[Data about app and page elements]
**********

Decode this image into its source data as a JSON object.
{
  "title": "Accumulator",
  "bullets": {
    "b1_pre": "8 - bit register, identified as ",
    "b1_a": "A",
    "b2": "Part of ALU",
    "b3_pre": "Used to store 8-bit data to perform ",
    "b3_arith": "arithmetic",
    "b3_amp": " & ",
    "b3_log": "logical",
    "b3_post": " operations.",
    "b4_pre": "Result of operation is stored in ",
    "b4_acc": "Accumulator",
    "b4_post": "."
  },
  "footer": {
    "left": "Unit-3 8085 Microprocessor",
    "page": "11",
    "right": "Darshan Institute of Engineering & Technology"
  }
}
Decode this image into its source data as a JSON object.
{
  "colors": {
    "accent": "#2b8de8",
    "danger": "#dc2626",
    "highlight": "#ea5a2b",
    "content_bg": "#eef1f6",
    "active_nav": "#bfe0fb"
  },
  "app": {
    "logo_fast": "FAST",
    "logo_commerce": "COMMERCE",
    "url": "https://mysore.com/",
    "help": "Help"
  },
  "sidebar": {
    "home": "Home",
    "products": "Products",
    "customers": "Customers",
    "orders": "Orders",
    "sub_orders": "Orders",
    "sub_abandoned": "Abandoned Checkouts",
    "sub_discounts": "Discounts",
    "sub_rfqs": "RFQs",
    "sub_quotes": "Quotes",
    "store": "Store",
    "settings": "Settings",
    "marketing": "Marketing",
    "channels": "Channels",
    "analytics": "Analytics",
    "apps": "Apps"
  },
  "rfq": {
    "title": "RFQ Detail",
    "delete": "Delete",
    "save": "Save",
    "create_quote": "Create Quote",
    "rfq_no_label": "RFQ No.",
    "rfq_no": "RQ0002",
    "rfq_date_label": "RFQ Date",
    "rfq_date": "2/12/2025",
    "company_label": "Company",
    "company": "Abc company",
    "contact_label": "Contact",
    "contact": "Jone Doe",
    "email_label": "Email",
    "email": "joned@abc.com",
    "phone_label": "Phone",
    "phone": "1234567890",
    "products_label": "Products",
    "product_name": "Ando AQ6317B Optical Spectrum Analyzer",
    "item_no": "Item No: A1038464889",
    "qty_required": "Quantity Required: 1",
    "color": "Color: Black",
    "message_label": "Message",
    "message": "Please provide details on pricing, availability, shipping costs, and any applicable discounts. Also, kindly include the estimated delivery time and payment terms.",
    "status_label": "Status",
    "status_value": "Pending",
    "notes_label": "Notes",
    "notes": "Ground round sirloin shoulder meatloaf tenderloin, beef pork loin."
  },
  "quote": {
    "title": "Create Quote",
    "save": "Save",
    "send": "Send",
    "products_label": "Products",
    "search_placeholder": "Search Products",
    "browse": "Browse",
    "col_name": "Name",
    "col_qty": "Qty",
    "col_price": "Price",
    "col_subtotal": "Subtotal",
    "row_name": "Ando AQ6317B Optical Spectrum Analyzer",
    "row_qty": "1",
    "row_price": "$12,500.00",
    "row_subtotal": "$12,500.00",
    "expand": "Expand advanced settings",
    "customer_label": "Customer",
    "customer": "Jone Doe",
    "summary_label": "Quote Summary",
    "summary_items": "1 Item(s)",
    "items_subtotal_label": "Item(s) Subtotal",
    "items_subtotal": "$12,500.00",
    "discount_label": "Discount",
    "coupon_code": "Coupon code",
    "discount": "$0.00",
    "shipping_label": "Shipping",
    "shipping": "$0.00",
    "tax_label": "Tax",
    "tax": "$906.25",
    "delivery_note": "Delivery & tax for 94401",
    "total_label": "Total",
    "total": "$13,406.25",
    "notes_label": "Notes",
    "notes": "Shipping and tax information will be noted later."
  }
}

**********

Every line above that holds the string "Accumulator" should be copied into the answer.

**Task response**
  "title": "Accumulator",
    "b4_acc": "Accumulator",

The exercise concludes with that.